Spiritually Based
February 07, 2010

A recent Gallup poll found that 66% of Americans surveyed reported they would prefer a counselor who is religious. Research has also demonstrated that while many therapists report that clients encourage them to talk about God in therapy, the overwhelming majority of therapists report they have received minimal, if any, training in how to handle these conversations in helpful ways (Kahle, 1997). These findings can primarily be attributed to two important facts. First of all, the overwhelming majority of Americans believe that spirituality and religion are very important aspects of life. Recent Gallup polls have discovered that over 90% of surveyed Americans reported they believe in God, engage in prayer, and state a religious preference (Gallup, 2001; Gallup, 1999). In fact, 86% of surveyed Americans reported that religion is very or fairly important in life (Gallup, 2002). Secondly, a large number of Americans are also aware that many psychotherapists have their own anti-religious and a-spiritualistic biases that could present problems in therapy for clients who believe in the importance of God in their life.

“However, psychoanalytic investigation of the individual teaches with especial emphasis that god is in every case modelled after the father and that our personal relation to god is dependent upon our relation to our physical father, fluctuating and changing with him, and that god at bottom is nothing but an exalted father.” — Sigmund Freud (in Totem and Taboo)

A-spiritualistic beliefs like this didn’t go unnoticed by well-known Christians in the past.

“Keep clear of psychiatrists unless you know that they are also Christians. Otherwise they start with the assumption that your religion is an illusion and try to ‘cure’ it: and this assumption they make not as professional psychologists but as amateur philosophers.” — C. S. Lewis (in Letters of C. S. Lewis)

Psychiatry helps us to look candidly at our inner selves and to search out the causes of our failures and fears. But much of our fearful living encompasses a realm where the service of psychiatry is ineffectual unless the psychiatrist is a man of religious faith.” - Dr. Martin Luther King, Jr. (in Strength to Love)

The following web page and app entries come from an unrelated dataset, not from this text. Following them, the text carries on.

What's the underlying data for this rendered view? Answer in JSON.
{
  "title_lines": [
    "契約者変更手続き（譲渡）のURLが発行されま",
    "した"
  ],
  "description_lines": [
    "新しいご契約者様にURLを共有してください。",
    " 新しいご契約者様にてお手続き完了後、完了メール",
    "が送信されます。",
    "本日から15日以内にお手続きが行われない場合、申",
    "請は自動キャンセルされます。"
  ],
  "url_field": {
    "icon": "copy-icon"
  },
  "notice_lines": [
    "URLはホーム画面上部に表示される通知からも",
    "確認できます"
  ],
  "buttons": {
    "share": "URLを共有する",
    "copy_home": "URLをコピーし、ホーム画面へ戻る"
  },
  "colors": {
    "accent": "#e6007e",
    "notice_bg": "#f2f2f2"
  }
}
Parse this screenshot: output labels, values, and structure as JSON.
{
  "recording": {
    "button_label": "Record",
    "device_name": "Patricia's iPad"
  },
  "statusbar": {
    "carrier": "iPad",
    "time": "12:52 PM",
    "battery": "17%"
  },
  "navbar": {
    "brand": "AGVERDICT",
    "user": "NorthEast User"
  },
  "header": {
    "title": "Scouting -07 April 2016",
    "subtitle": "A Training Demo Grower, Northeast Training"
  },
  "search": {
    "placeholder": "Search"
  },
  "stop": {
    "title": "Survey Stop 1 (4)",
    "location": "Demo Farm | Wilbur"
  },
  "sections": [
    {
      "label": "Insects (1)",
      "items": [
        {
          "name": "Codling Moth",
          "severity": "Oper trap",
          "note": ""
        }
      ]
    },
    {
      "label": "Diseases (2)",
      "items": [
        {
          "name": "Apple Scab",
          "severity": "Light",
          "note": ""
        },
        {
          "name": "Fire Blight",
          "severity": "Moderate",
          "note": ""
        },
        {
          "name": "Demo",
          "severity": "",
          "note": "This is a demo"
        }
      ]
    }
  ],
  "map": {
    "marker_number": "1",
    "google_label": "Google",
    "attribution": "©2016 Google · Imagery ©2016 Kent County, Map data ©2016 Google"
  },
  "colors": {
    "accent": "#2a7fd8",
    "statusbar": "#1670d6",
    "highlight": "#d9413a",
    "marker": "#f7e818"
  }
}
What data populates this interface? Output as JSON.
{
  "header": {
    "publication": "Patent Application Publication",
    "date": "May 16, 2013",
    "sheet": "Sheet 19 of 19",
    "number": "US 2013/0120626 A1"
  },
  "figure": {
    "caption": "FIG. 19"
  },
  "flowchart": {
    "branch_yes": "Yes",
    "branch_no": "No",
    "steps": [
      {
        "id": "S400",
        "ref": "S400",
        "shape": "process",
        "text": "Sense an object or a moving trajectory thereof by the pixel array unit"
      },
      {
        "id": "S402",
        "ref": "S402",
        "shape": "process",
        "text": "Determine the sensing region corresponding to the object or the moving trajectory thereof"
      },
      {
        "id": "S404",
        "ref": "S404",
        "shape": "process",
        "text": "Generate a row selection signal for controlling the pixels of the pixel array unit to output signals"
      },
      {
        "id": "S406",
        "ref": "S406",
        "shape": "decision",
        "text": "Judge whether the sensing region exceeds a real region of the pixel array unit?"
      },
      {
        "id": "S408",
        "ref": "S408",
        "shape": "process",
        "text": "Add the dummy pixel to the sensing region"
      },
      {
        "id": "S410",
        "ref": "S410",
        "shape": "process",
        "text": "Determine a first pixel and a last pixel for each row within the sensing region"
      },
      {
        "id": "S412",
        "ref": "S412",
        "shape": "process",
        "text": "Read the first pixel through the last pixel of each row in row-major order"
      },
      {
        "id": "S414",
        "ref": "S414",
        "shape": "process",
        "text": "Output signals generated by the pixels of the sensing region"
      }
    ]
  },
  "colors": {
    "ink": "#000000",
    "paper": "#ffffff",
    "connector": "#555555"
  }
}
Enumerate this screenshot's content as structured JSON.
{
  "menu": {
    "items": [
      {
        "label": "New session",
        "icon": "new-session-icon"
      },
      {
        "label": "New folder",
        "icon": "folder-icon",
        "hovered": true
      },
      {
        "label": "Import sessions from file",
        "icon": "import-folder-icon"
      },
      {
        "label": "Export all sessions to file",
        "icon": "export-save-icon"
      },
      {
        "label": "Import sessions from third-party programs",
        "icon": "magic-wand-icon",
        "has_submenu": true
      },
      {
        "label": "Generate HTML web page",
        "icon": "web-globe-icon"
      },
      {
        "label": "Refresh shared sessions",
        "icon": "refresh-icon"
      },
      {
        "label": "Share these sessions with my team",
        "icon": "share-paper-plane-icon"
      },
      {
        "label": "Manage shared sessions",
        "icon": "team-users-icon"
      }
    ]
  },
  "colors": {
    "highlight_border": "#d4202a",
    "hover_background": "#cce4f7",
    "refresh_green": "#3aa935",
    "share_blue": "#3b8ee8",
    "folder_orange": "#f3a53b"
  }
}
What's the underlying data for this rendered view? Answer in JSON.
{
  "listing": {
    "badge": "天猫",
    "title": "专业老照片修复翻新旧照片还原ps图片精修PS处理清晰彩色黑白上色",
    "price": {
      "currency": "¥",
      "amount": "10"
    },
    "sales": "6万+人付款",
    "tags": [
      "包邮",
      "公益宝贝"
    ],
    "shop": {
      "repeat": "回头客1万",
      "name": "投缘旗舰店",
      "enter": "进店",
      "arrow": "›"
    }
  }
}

Clients want therapy to be a place where they can feel comfortable talking about the issues that matter most in their lives. Many clients don’t want to worry about whether or not their therapist will respect or support their faith in God as it relates to their unique life issues. However, some clients have also complained about poor therapeutic experiences they’ve had with therapists who assumed that simply because they were a person of faith and a therapist, they were automatically effective at integrating spirituality and psychotherapy. That’s why it’s important for many clients to find a therapist who is experienced at integrating spirituality and psychotherapy when working with his or her clients on a variety of therapeutic issues. In fact, research has demonstrated that spiritually based therapy can be more helpful for many clients than therapy in which their spiritual faith is not addressed.